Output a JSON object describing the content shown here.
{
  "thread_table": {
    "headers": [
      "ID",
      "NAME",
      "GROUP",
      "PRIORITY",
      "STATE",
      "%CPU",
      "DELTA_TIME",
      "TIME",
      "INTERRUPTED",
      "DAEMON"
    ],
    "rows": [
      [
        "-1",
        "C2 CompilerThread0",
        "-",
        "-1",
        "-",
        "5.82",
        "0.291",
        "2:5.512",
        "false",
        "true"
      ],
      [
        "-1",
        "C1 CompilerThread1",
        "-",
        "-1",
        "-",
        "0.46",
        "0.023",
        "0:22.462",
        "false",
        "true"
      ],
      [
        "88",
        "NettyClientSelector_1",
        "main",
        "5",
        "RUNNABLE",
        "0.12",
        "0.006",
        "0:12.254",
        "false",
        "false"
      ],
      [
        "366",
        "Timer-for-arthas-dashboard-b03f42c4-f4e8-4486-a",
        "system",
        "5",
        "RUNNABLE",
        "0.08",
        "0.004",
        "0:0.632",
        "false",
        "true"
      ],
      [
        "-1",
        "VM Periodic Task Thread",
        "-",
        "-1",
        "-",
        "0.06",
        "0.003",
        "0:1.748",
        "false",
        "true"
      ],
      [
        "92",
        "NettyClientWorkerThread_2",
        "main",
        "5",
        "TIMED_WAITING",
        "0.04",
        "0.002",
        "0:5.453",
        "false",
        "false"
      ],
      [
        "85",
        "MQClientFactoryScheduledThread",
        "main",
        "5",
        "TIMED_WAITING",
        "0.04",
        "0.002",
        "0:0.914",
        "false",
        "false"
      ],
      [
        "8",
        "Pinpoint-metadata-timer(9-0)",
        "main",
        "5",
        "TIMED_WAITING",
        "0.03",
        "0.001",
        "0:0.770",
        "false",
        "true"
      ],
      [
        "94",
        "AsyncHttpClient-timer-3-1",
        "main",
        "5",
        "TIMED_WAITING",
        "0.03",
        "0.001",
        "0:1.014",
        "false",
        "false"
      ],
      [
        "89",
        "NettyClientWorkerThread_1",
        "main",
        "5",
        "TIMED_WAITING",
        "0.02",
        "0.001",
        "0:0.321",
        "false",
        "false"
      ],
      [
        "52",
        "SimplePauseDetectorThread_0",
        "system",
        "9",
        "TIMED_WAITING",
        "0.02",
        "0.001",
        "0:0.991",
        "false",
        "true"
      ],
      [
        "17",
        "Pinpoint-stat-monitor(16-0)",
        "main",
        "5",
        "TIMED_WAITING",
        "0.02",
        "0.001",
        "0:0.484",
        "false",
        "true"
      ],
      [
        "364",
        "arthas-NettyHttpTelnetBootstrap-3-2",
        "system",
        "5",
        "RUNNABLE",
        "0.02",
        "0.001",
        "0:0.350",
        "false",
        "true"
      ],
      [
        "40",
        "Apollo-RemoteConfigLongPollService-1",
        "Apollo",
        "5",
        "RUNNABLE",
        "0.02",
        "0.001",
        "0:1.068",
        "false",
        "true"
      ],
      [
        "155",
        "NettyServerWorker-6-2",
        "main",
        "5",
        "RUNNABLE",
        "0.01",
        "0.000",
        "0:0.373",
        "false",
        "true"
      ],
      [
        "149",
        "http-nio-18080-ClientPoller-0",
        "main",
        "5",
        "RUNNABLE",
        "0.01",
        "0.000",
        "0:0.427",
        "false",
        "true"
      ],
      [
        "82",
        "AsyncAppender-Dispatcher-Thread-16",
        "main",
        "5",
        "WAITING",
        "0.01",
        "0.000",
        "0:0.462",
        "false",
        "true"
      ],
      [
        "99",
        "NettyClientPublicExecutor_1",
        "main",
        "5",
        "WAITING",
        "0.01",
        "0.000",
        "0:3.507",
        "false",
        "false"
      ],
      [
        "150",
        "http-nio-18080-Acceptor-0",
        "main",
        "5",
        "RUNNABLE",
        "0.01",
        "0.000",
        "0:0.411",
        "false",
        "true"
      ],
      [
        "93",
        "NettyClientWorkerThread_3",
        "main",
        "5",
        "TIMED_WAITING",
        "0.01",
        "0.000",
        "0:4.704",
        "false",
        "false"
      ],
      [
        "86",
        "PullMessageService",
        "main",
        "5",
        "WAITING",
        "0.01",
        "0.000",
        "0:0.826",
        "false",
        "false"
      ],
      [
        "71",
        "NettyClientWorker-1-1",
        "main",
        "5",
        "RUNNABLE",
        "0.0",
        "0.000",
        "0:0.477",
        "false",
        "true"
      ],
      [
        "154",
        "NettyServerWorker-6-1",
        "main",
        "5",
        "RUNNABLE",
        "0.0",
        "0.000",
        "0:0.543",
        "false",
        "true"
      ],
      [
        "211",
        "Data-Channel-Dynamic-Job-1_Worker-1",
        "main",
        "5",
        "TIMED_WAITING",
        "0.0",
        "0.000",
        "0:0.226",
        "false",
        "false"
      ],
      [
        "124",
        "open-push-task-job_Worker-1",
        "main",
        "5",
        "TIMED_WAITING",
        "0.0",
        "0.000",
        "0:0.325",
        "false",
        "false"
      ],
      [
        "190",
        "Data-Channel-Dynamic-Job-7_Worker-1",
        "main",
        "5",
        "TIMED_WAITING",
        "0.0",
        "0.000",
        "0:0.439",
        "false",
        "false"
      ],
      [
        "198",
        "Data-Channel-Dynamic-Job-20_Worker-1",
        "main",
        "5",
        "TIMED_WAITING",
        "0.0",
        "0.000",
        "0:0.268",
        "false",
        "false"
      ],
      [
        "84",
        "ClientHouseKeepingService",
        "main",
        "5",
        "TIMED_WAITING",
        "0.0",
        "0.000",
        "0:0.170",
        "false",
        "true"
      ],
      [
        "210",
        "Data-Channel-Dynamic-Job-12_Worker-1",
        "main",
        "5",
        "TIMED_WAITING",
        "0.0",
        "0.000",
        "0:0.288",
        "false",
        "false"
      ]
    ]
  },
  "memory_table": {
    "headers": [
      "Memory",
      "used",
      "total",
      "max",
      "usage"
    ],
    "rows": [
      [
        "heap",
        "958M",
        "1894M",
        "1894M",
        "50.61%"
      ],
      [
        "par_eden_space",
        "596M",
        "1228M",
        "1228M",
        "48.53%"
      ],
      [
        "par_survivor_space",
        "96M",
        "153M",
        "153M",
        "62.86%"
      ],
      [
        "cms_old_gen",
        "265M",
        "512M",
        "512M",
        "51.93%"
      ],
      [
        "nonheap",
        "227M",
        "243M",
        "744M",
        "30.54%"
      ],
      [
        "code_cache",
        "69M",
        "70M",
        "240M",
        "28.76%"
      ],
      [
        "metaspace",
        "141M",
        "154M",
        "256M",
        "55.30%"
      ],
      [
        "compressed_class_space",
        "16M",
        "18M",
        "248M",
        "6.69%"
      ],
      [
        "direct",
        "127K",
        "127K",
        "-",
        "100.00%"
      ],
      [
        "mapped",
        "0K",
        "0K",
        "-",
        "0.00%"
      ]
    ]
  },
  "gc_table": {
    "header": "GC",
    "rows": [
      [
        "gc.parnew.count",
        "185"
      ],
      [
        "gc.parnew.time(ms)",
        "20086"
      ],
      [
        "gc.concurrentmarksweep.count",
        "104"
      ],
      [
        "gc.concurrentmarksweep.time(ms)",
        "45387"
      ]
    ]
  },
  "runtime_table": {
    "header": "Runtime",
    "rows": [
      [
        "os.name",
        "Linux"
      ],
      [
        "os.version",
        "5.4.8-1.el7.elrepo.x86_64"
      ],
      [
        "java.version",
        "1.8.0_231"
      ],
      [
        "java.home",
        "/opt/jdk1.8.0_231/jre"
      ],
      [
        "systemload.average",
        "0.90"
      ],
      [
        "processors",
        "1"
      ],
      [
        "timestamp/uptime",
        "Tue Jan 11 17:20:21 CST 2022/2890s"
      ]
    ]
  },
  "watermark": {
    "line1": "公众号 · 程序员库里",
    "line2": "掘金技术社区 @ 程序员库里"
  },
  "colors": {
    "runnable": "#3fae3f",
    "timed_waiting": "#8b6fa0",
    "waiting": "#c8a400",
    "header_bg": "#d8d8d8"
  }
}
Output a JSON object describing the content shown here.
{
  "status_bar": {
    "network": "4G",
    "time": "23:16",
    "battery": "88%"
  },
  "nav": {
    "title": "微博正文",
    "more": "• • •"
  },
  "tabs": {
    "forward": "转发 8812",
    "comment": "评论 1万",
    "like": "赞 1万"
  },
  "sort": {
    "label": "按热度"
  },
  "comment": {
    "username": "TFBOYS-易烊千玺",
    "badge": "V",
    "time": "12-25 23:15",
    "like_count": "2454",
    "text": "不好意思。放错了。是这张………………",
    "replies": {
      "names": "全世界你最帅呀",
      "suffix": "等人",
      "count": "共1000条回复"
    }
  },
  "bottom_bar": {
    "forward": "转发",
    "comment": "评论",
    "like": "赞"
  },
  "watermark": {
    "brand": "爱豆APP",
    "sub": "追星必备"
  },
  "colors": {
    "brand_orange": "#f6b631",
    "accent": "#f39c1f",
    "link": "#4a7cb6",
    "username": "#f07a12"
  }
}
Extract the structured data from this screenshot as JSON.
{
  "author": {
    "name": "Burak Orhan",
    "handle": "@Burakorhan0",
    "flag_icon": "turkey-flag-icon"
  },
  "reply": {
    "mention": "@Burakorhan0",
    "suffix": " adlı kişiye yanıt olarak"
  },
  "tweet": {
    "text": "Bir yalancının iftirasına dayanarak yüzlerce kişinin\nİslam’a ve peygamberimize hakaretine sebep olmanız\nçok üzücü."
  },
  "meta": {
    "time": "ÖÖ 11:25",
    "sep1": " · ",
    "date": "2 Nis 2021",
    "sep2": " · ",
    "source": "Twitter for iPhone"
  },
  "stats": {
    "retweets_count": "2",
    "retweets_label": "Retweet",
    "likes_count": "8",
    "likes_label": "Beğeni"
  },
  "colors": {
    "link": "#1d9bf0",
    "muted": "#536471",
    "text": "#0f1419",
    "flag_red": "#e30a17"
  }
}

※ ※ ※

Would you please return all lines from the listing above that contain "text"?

    "text": "不好意思。放错了。是这张………………",
    "text": "Bir yalancının iftirasına dayanarak yüzlerce kişinin\nİslam’a ve peygamberimize hakaretine sebep olmanız\nçok üzücü."
    "text": "#0f1419",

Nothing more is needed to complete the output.